Supplied records:
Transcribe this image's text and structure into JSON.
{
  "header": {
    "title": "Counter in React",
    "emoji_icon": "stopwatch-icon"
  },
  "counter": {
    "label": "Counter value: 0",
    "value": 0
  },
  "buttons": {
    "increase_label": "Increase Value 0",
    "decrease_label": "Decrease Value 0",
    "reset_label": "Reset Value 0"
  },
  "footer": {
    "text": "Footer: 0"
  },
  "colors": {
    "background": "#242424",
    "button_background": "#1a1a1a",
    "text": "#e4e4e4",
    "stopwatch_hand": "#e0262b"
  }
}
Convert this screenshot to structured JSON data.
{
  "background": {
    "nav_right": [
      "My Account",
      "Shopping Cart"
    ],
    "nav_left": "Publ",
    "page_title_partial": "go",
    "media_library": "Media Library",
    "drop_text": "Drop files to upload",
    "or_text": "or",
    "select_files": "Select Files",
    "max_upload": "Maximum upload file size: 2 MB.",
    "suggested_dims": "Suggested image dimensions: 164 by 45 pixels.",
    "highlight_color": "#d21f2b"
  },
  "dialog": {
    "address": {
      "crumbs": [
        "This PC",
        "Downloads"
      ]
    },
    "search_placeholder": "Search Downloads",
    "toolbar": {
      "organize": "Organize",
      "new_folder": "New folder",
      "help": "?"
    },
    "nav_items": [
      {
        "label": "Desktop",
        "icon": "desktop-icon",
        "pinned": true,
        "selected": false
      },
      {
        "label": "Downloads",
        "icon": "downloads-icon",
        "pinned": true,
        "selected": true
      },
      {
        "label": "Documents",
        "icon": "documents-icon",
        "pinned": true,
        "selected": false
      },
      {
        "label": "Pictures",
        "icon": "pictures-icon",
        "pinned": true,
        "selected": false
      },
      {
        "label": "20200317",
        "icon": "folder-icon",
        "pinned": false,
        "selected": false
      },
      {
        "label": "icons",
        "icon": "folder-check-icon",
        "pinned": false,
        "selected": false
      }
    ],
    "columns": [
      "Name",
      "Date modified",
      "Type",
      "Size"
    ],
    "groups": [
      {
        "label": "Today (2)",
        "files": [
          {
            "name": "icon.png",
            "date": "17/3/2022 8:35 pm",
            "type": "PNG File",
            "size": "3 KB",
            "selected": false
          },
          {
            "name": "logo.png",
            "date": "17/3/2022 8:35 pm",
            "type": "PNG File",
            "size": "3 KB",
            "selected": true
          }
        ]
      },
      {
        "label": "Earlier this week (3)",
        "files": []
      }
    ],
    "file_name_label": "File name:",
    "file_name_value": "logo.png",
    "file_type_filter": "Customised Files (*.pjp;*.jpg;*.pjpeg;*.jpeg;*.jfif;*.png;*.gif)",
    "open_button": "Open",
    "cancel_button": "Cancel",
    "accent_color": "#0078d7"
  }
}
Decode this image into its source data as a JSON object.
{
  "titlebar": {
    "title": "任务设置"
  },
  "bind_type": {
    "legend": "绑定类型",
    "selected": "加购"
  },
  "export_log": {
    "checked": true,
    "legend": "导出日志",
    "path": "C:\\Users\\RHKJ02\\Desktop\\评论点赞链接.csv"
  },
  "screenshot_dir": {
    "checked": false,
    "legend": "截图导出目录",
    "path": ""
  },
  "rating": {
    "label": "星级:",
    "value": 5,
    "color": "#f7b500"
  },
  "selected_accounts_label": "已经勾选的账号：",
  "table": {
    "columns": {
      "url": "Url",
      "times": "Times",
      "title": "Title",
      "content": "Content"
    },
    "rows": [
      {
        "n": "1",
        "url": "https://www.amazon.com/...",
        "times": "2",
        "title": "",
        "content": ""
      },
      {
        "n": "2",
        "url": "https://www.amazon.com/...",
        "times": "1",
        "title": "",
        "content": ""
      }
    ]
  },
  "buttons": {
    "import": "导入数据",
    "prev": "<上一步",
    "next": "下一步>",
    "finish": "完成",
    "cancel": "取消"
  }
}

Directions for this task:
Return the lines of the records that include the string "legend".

Answer for this exercise:
    "legend": "绑定类型",
    "legend": "导出日志",
    "legend": "截图导出目录",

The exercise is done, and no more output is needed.